My most memorable experience as a programmer was my very first: a screening of Ealing Studios’ portmanteau horror film Dead of Night (1945) at Bristol’s Cube Cinema. Almost inevitably for a film more than seven decades old, there were some moments which failed to land – in particular one low-budget effects sequence depicting a bus crashing off a bridge, which unfortunately fails to resemble anything other than a Dinky Toy accident at a model village. It’s a moment which resulted in a ripple of mirth from the audience, but that mood would contrast with what was to come. Two of the film’s rightly more celebrated segments – ‘The Haunted Mirror’ and ‘The Ventriloquist’s Dummy’ – changed the atmosphere in the auditorium completely, which quietly progressed to a palpable sense of tension, at its height crescendoing to pin-drop silences. If I had earlier doubted whether a 1940s horror film could still have a hold on a contemporary audience, this had been conclusively refuted for me by the time the lights came back up again, and this left a strong impression on me which lasts to this day.
At the time of writing, the world has passed through more than a year of living with a pandemic, during which time under the series of lockdowns these kinds of cinematic epiphanies have been mostly denied to us. Parallels with wartime seem particularly cruelly ironic given how important a social experience cinema was for audiences during the 1940s. Repertory cinema at its best offers the possibility of discovering in art some past truths which still hold fast or resonate with today’s values and can offer the kind of reassurance that is desperately needed in challenging times. I look forward to sharing in these kinds of experiences in packed houses once again.

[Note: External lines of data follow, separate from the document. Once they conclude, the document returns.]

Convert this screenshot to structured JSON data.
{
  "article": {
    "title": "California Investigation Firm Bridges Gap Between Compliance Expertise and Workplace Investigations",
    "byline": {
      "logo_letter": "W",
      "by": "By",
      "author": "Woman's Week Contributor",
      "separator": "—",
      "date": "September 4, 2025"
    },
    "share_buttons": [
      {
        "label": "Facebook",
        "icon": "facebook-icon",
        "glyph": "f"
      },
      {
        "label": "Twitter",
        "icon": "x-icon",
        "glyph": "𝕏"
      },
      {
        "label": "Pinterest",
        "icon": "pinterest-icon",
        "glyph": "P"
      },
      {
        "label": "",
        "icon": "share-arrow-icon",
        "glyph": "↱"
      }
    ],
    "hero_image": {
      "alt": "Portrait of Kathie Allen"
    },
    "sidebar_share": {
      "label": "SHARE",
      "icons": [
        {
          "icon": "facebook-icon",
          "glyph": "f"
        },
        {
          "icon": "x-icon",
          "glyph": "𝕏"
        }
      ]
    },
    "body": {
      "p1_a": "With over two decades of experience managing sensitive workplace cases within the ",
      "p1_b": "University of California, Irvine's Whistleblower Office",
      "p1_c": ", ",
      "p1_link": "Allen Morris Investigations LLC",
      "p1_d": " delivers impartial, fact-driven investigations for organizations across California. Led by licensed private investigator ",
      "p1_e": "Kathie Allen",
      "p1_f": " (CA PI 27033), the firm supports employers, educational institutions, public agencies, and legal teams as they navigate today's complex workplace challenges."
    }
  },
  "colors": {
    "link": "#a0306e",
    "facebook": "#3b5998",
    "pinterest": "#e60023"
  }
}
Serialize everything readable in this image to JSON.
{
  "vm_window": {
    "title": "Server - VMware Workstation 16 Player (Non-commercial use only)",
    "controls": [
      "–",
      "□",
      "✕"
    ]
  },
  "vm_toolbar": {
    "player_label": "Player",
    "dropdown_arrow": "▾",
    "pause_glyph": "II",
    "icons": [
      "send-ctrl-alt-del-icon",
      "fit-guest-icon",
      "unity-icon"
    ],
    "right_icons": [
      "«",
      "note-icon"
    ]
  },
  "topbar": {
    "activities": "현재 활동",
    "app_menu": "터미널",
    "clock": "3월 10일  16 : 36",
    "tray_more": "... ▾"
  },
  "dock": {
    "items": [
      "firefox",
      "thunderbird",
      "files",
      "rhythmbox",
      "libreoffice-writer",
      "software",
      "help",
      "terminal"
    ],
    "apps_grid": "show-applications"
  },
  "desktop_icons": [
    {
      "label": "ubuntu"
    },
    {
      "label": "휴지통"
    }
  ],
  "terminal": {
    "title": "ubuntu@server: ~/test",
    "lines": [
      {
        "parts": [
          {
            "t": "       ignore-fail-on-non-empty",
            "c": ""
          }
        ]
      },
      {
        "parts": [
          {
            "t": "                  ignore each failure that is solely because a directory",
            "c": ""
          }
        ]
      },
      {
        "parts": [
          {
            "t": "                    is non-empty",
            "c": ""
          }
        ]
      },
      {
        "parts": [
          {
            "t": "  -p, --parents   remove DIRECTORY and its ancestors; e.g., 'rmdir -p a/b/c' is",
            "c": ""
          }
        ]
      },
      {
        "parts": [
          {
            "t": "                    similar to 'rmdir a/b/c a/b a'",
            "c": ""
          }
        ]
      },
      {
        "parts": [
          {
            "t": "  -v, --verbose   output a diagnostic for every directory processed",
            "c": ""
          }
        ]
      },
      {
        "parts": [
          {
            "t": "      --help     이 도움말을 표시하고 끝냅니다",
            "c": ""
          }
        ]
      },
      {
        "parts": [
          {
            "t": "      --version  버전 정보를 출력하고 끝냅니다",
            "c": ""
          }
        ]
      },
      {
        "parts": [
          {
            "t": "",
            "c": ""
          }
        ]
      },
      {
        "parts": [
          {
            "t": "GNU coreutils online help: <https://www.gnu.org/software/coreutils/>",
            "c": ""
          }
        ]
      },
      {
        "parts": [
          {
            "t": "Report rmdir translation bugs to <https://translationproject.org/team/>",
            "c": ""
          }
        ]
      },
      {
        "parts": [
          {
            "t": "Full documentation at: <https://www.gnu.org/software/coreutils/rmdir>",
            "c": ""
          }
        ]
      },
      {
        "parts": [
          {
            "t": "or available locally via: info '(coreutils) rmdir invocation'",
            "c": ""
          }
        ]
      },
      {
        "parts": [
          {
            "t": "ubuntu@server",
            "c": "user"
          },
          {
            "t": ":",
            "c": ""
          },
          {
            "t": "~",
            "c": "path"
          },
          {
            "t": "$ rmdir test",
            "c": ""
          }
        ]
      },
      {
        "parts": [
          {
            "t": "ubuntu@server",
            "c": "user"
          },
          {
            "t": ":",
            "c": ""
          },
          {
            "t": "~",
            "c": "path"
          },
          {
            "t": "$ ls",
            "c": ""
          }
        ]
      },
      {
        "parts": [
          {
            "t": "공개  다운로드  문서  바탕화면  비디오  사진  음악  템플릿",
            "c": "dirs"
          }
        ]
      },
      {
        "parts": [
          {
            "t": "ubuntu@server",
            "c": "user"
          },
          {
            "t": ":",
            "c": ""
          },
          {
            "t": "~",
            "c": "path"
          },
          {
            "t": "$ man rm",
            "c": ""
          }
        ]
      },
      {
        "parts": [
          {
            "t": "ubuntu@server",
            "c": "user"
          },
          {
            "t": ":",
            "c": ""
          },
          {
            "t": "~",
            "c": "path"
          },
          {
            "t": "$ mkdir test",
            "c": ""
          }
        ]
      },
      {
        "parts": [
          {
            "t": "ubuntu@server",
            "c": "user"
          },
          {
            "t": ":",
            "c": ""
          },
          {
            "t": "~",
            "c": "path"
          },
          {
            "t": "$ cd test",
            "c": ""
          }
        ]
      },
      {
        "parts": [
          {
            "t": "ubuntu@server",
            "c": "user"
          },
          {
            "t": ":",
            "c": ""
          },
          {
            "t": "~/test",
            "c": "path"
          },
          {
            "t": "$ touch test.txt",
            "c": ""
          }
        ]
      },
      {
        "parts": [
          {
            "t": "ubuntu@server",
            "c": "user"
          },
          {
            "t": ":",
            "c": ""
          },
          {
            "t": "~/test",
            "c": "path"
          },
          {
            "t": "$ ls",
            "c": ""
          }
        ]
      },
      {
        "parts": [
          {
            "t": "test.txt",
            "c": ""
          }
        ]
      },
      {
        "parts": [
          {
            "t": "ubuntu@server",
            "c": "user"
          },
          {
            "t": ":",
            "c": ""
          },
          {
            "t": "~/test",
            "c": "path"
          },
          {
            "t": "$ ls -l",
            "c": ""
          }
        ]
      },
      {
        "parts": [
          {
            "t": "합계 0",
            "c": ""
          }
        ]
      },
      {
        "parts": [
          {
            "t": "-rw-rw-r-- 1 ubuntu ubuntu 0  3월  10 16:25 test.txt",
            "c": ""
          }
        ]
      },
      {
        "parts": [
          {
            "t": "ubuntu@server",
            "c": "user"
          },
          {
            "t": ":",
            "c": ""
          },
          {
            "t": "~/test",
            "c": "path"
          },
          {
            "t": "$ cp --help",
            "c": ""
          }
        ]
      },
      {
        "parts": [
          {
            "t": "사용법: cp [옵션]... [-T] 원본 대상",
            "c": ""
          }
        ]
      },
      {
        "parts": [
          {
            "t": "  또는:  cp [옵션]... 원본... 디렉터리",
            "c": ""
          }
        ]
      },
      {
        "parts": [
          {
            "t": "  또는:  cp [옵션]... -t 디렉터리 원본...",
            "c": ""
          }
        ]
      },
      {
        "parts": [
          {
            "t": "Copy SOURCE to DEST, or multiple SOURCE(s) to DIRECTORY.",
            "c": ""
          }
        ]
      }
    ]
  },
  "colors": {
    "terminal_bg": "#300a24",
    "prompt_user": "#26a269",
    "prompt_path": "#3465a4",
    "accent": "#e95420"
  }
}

Jonathan Bygraves is a freelance film historian, editor and video essayist, and has been regularly programming and introducing repertory cinema screenings in Bristol for the last ten years.